**YOUR INSTRUCTIONS**
Search the entries for the word "Nombre". Copy each line in which it is found.

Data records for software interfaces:
──────────────────────────────

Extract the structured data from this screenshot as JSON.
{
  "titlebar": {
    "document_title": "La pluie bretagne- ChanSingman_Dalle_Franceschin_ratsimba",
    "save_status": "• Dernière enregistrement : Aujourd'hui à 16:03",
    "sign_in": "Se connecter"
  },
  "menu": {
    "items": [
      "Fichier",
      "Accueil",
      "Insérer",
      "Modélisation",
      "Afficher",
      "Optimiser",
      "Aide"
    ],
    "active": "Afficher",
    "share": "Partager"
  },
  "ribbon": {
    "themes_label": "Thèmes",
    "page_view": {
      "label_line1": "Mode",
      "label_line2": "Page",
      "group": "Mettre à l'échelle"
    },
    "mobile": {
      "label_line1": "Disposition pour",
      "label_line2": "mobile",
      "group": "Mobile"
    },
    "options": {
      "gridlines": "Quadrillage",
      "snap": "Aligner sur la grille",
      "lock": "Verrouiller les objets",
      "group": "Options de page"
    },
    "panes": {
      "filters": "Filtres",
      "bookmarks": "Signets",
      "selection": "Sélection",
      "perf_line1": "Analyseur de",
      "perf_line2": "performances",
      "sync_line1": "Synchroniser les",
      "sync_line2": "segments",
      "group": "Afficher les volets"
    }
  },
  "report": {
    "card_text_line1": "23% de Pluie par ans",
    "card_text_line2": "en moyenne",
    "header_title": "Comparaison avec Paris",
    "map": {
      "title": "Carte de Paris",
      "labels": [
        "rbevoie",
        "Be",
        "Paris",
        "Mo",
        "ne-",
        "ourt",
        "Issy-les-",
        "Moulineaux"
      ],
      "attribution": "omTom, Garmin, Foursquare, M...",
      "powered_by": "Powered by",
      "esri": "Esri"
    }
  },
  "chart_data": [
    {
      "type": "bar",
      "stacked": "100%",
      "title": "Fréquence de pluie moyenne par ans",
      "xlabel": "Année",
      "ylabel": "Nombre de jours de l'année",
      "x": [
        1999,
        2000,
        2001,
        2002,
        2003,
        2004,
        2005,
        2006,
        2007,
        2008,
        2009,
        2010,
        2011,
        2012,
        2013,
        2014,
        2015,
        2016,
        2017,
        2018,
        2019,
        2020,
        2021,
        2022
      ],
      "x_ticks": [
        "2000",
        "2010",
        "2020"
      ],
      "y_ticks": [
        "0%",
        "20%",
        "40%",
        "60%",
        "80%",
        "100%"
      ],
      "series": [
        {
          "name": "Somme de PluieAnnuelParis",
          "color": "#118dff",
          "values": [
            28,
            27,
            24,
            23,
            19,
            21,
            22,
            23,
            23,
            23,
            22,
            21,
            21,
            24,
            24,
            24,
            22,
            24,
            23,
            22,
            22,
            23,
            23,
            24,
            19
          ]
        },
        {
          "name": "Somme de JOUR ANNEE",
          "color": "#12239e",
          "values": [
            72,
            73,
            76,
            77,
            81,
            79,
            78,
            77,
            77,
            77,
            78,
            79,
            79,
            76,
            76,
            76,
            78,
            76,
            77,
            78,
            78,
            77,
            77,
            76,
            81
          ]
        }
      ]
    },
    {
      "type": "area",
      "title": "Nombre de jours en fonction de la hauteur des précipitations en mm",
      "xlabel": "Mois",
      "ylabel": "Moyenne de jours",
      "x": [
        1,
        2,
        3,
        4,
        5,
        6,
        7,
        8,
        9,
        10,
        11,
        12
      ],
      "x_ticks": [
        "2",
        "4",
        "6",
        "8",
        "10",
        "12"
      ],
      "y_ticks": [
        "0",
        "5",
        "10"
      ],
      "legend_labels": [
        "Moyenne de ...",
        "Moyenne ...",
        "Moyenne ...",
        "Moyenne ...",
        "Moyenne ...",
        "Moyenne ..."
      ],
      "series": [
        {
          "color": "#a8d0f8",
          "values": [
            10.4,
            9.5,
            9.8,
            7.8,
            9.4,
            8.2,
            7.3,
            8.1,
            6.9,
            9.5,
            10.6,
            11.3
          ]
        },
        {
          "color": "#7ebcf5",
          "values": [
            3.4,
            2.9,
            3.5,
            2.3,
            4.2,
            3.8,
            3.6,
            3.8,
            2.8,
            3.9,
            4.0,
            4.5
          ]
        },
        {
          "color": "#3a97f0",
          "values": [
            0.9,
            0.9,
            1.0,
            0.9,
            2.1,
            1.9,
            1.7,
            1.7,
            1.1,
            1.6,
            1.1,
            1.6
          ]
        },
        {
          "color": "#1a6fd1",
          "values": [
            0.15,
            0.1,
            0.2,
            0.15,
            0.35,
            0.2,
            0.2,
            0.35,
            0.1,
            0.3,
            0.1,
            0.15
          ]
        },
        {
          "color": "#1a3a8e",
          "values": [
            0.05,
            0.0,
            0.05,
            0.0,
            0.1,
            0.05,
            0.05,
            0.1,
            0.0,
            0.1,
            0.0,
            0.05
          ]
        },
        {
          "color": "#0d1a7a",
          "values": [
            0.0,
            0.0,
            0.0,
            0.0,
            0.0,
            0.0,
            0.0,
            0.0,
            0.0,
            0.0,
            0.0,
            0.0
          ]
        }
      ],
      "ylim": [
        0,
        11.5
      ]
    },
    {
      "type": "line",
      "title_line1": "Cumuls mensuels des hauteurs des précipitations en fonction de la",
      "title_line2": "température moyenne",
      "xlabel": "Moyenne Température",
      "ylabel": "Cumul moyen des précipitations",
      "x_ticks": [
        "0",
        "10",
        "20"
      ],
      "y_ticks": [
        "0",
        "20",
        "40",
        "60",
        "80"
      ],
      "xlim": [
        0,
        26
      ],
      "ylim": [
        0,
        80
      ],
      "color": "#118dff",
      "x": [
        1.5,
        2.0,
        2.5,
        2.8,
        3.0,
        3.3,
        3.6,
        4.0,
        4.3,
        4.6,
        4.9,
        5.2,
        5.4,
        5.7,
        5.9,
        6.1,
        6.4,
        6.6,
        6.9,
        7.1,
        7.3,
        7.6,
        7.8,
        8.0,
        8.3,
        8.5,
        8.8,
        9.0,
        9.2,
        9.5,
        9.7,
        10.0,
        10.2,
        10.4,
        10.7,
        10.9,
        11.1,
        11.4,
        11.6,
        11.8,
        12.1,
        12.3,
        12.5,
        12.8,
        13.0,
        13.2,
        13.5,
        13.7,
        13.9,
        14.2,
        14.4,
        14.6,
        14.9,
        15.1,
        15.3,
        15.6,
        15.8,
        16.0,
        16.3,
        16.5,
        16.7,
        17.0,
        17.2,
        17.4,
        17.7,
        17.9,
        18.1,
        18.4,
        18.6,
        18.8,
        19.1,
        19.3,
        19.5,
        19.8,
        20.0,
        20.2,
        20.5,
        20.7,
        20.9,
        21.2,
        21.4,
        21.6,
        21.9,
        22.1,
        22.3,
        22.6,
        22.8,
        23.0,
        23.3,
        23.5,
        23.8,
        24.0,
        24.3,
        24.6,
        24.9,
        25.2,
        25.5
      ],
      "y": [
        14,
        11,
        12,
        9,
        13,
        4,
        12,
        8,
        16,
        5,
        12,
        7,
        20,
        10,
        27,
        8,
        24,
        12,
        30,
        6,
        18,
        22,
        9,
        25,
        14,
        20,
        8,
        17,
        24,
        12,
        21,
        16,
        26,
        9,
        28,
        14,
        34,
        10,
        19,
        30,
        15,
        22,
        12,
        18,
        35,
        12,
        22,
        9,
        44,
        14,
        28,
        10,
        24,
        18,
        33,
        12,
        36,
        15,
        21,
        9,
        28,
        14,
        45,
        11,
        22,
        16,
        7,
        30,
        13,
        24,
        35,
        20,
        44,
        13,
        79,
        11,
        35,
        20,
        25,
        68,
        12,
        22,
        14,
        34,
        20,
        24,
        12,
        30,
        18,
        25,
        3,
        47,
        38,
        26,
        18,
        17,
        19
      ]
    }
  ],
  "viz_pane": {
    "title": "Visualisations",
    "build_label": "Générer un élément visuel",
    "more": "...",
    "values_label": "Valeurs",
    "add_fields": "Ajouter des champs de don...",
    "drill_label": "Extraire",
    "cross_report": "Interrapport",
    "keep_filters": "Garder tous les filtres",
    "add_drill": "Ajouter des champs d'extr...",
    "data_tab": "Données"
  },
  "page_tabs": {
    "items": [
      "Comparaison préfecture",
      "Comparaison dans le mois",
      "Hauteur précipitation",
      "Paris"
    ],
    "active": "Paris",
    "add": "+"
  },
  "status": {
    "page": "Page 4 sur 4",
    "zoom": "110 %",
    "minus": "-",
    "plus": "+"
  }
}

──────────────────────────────

**TASK OUTPUT**
      "ylabel": "Nombre de jours de l'année",
      "title": "Nombre de jours en fonction de la hauteur des précipitations en mm",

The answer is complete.